━━━ Material provided ━━━
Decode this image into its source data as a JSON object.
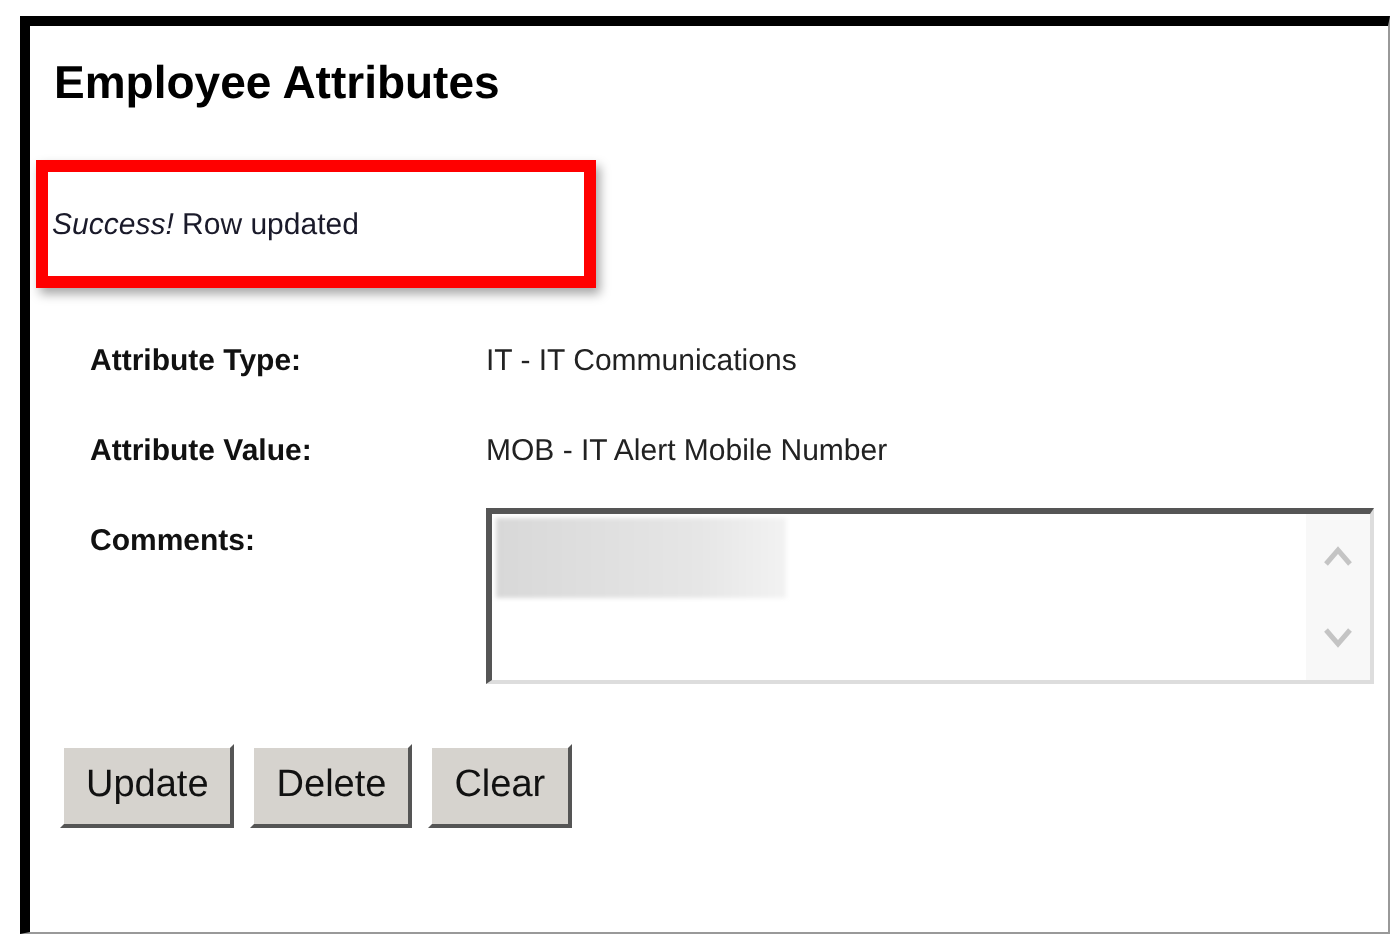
{
  "title": "Employee Attributes",
  "message": {
    "text": "*Success!* Row updated",
    "highlighted": true
  },
  "fields": [
    {
      "kind": "text",
      "label": "Attribute Type:",
      "value": "IT - IT Communications"
    },
    {
      "kind": "text",
      "label": "Attribute Value:",
      "value": "MOB - IT Alert Mobile Number"
    },
    {
      "kind": "textarea",
      "label": "Comments:",
      "redacted": true
    }
  ],
  "buttons": [
    "Update",
    "Delete",
    "Clear"
  ]
}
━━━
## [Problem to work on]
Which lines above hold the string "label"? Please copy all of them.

## [Exercise response]
      "label": "Attribute Type:",
      "label": "Attribute Value:",
      "label": "Comments:",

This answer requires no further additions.